Art and Business Stereotypes Revealed

This morning Lisa Maddison received an email from Jess Henson, who seems quite sceptical about the work we're doing with the BAA programme. I almost shot off an emotional response, but then I thought that perhaps a more credible response would come from the delegates and lecturers on the programme.

Please have a read, and if you feel inclined to respond to Jess, please leave your comments here.

Subject: questions about biz acumen for artists course

dear Maddison

  • your breakdown for the course says "Transfer knowledge from other creative thinkers from across the creative industries, cultural sectors and associated professions". isn't that just a long winded way of saying "steal other peoples' ideas effectively"?

and "Generate possibilities through Improvisational Theatre and exposure to the skill of Active Listening"  - does that mean we get to play house? (erm, or office, i should rather say)

  • your established arts practitioners - are they participating in this course because you pay them kick ass rates, or because they can't afford to feed their pets on their life modelling salaries? who are they? and how do you gauge their creative and financial success?

  • how do you guarantee relevant processing if you're opening the course to any creative practitioner? you might end up with one poet and seven graphic designers. PR and marketing is very different for a rock n roll band than for a fine artist.

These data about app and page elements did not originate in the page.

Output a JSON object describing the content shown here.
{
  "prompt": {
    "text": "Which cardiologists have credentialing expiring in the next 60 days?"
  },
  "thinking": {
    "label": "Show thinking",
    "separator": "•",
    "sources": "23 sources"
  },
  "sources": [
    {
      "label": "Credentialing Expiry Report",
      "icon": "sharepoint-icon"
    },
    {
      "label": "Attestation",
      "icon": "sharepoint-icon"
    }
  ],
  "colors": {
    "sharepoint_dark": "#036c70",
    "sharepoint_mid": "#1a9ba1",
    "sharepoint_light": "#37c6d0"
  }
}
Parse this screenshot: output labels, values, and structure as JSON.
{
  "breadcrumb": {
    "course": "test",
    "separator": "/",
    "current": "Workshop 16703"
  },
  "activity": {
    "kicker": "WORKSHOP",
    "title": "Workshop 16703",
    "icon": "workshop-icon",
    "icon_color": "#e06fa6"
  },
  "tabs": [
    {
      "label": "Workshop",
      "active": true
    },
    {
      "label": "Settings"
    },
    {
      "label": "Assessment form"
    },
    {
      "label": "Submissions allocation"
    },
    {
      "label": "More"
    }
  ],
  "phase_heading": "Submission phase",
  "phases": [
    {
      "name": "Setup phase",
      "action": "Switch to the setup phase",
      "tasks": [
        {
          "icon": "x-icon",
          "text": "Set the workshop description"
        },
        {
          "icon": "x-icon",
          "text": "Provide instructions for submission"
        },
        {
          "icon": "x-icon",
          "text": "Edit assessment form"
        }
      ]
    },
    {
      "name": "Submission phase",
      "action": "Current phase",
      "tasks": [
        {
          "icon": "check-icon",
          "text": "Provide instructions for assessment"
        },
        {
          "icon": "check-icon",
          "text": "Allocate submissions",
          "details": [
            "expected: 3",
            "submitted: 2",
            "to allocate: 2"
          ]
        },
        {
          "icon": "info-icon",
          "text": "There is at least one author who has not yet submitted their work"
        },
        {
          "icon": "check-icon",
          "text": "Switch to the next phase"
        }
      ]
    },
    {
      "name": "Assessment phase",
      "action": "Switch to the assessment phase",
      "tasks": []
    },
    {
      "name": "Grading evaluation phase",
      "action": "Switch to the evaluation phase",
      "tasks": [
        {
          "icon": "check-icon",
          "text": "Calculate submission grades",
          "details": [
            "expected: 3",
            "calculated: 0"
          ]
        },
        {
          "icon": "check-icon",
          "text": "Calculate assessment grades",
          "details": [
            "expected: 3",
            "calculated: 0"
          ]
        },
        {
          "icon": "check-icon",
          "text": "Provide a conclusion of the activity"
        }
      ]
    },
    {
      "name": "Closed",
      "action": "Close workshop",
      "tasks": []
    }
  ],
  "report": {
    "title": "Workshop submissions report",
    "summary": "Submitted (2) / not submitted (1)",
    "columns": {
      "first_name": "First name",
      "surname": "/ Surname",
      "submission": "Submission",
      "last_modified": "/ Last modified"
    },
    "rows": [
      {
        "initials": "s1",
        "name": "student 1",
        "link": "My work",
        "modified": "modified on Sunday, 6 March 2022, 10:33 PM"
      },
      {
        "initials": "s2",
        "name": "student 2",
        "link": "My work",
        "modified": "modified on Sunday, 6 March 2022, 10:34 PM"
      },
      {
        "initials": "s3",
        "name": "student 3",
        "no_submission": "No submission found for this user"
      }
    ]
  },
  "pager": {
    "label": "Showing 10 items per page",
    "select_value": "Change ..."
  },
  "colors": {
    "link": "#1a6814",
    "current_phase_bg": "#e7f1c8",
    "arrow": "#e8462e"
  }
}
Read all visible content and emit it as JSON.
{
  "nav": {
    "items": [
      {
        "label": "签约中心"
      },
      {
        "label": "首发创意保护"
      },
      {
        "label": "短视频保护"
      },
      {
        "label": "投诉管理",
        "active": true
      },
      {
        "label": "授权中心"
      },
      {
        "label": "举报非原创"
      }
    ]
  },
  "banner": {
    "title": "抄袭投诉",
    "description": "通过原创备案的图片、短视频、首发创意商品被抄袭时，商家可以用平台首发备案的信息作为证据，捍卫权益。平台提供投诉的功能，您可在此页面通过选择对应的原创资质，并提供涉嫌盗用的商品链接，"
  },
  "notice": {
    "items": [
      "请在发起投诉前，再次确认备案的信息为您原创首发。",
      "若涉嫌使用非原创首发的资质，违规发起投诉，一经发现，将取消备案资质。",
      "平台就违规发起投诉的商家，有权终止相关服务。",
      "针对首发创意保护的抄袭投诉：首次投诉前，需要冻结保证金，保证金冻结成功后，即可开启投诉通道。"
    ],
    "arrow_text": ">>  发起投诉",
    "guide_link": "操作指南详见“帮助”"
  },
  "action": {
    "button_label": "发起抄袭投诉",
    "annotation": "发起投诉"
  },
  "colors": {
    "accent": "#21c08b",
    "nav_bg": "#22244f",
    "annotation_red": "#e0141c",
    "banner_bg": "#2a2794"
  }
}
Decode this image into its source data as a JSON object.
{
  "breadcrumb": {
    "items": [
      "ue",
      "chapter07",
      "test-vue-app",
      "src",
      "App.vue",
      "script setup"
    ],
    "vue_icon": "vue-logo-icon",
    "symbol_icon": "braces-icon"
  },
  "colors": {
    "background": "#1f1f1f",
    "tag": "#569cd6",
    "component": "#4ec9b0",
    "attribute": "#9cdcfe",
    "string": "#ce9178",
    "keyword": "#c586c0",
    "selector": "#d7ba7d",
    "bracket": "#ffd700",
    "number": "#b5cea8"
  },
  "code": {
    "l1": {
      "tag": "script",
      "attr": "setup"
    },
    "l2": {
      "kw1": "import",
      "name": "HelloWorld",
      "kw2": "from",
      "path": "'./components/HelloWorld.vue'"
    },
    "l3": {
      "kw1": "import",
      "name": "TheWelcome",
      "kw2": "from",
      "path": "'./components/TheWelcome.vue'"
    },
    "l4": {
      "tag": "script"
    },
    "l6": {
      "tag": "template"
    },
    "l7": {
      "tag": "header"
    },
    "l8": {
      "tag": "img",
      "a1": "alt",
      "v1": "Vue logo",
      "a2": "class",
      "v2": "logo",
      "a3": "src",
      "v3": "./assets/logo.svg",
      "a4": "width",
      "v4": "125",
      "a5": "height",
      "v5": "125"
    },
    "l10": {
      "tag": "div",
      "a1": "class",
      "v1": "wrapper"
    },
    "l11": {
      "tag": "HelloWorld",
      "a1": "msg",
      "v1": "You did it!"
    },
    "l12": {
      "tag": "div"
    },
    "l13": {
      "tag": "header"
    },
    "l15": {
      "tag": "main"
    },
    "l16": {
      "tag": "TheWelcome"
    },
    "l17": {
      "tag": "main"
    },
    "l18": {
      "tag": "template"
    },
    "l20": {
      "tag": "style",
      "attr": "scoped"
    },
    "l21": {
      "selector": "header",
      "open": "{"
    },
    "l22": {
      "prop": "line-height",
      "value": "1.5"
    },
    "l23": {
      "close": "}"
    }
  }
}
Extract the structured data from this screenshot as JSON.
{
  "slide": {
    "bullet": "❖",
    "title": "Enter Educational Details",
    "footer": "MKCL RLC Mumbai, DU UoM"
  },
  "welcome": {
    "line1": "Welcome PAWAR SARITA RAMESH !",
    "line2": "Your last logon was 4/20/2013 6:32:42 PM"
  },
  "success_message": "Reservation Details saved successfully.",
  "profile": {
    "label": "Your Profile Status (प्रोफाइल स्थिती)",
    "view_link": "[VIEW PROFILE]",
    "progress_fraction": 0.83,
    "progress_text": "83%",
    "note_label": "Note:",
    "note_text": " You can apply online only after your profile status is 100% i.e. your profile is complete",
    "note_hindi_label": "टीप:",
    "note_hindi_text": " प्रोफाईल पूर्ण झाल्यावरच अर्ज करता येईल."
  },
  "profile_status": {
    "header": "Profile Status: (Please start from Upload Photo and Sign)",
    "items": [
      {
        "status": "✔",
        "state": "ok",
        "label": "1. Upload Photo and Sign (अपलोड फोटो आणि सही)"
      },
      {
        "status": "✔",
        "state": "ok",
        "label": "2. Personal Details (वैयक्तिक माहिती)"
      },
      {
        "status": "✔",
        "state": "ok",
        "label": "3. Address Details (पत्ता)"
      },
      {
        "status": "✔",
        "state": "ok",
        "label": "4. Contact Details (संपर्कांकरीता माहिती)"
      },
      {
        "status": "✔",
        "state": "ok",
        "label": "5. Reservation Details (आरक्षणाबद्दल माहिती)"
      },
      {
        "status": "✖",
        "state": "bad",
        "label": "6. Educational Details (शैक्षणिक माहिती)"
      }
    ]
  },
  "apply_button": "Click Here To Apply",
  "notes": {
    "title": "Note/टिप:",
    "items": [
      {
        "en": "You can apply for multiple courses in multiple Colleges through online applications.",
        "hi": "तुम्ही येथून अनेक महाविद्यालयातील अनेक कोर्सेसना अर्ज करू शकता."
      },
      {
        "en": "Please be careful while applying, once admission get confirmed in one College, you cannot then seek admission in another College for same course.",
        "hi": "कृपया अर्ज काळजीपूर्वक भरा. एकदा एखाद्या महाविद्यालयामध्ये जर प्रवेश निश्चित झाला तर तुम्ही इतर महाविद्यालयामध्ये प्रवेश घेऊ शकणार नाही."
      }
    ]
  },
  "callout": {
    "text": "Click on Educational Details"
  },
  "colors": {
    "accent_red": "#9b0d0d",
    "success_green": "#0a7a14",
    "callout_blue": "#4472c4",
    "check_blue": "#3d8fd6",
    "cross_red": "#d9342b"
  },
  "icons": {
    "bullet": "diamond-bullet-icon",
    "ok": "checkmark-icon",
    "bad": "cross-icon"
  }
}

  • do you not provide a drop-in option for the course(or some other stratified approach) - someone may not need to go through the motivational work shopping, but might be looking for help with their admin...

  • i'm interested in knowing what research prompted (and supports) the information you share on this course, how the course has benefited participants in the past (if it's a rerun) and, considering it's a UCT initiative, how academic your approach is. i'm  weary and wary of  academia's myopia and  relative  unhelpfulness in the  working world... 

 many thanks for your time jess

My own comment: Firstly, neither the business school, the mentors, nor the lecturers are accepting any payment for their involvement in this programme. All revenue generated by the course fees goes to the renovation of the Obs Community Centre. This is a new project which I have personally undertaken to direct and design free of charge, because I care very deeply about the sustainability of artistic and creative endeavours in this country. If there is any doubt as to the credibility of the organisation behind the content on the programme (UCT Graduate School of Business), perhaps Jess should look at our standing in the international education and business community.

I believe that this programme cross-pollinates both the business and creative sectors, and that the economy of the 21st century is built on global collaboration and the spirit of abundance rather than that of scarcity and fear.

Lastly, I think that the best reflection of the value of the programme would come from the feedback of the delegates who are on this journey together. Sorry, but none of the people involved in this programme fit into the stereotypes you've constructed here. 

- Elaine Rumboll  MA (cum laude), MBA (Wits)

Director of Executive Education

UCT Graduate School of Business

(and Programme Director of Business Acumen for Artists)